With dramatic flair these figures each take the stage, either figuratively or literally. The story of Clytemnestra and Agememnon for example: “The queen’s affections were all for her husband’s cousin, Aegisthus, who had ignored the call to war and stayed behind in the palace working his mischief. The pair of lovers had determined that this bath of Agamemnon’s would be his last, and Clytemnestra, bursting with long-suppressed hatred and resentment of her husband, had insisted on delivering the death blow herself.” Cleverly grippingly works the Greek tragedy into her own plot. In fact, with a storytelling symmetry, the denouement takes everyone back to the amphitheater and Agamemnon, but the fates seem to have decreed that this production, like the ancient king himself, is doomed.
Love shows itself in many of its manifestations — blossoming, persevering, waning, extinguished — in these pages. Bitterness, longing, regret, as well as hopefulness and joy are expressed by various characters along the way, and we’re reminded that passion, adoration, and devotion may lead to heinous acts as well as to pure, generous ones.
Laetitia Talbot first appeared in The Tomb of Zeus and then in Bright Hair About the Bone. This, her third outing, will, one can bet, not be her last as she has unfinished business in Salonika. And that’s a good thing because it is a pleasure to follow such literary-laced, cleverly-plotted historical whodunits as A Darker God.
|AMAZON READER RATING:||from 6 readers|

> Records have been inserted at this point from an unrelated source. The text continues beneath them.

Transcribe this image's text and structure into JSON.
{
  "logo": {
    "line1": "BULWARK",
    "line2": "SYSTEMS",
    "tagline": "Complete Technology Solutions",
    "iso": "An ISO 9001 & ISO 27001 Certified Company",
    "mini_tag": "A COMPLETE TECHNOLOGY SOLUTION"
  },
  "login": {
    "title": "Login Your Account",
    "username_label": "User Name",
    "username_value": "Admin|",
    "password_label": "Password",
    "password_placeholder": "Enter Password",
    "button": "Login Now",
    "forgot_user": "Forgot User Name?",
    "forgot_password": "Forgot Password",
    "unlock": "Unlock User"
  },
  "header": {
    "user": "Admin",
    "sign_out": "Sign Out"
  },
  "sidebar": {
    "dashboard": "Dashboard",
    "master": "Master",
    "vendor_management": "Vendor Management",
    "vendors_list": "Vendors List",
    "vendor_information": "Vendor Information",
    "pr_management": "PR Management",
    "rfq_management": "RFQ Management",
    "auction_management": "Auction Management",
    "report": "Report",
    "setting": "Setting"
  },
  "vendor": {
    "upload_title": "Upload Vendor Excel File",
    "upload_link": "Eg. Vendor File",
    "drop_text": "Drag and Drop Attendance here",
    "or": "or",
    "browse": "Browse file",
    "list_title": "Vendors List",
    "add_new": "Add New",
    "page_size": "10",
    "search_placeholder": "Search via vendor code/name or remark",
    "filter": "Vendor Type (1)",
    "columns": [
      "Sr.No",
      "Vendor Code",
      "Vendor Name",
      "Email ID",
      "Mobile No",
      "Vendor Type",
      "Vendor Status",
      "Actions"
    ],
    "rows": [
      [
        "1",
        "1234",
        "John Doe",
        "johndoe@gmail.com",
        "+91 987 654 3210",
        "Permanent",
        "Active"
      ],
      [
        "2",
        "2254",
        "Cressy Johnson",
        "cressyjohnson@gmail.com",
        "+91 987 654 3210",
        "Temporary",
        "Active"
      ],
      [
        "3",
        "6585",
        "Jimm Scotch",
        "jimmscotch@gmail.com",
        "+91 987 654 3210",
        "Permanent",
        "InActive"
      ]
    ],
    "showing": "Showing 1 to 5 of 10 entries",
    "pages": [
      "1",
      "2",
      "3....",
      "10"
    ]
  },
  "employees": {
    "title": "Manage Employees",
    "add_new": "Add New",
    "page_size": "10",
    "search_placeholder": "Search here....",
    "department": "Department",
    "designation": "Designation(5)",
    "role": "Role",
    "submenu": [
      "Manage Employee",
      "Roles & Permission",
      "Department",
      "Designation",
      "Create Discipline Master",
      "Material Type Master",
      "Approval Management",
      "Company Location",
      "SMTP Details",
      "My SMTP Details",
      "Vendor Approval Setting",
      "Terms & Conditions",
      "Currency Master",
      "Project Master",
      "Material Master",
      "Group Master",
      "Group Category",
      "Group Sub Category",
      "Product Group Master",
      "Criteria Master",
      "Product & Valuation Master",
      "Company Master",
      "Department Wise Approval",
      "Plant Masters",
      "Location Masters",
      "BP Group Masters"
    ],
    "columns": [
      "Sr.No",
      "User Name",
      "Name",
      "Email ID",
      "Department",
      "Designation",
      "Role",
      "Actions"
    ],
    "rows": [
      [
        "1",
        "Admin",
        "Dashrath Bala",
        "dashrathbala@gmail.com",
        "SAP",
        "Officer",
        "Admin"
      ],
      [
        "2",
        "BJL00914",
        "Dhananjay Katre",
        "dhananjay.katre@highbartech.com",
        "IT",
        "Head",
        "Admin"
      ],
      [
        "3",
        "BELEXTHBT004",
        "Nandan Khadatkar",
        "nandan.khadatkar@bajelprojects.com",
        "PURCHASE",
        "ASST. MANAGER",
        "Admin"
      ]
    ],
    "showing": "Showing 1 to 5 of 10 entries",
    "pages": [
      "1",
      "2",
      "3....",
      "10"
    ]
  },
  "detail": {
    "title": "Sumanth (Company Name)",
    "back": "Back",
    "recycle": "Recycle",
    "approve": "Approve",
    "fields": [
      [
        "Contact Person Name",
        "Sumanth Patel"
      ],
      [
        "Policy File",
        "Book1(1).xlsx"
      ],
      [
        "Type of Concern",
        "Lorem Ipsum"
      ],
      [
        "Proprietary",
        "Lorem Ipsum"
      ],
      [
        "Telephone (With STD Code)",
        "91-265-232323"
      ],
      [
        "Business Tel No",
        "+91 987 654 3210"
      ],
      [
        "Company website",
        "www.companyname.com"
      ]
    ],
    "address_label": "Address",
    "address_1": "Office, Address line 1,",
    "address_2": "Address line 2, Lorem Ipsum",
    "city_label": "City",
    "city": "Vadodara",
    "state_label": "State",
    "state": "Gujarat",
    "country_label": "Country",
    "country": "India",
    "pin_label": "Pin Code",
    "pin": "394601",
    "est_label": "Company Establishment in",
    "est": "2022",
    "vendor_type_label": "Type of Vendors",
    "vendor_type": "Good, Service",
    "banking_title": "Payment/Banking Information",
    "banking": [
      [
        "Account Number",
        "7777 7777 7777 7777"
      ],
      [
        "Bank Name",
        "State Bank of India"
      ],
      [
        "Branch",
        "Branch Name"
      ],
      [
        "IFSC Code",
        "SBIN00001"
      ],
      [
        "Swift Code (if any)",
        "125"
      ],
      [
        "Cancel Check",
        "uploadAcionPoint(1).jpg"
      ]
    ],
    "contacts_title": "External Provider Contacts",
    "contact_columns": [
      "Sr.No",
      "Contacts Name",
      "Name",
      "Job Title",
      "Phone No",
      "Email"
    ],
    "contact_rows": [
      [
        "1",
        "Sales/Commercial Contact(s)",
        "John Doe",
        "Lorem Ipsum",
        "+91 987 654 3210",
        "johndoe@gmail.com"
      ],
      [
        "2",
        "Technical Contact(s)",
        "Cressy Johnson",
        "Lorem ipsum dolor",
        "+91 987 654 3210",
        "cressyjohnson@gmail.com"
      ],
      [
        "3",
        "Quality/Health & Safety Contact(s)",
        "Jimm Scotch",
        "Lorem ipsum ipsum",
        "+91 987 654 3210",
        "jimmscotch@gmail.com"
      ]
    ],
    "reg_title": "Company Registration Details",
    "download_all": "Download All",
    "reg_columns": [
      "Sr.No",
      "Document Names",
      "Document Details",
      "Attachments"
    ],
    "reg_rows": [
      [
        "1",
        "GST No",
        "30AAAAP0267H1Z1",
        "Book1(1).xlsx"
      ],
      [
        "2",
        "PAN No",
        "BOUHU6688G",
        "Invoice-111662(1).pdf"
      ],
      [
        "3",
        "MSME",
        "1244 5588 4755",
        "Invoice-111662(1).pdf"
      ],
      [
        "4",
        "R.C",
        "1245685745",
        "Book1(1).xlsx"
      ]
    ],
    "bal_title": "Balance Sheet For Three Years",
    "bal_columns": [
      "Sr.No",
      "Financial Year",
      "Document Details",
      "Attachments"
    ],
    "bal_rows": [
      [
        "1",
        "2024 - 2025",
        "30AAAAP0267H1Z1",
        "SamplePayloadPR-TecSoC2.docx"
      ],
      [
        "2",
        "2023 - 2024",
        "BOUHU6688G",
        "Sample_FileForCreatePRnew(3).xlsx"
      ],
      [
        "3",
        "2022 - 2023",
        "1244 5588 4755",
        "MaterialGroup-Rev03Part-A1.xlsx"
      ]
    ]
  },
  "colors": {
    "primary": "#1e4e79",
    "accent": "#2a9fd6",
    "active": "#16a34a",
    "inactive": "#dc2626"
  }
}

|PUBLISHER:||Bantam; Original edition (March 23, 2010)|
|AVAILABLE AS A KINDLE BOOK?||YES! Start Reading Now!|
|AUTHOR WEBSITE:||Publisher page on Barbara Cleverly|
|MORE ON MOSTLYFICTION:||More authors to enjoy:Elizabeth Peters|
Laetitia Letty Talbot series:
Joe Sandilands Mysteries:
- The Last Kashmiri Rose (2001)
- Ragtime in Simla (2002)
- The Damascened Blade (2003)
- The Palace Tiger (2004)
- The Bee’s Kiss (2005)
- Tug of War (2006)
- Folly du Jour (2007)
- Strange Images of Death (2010)
- The Blood Royal (2011)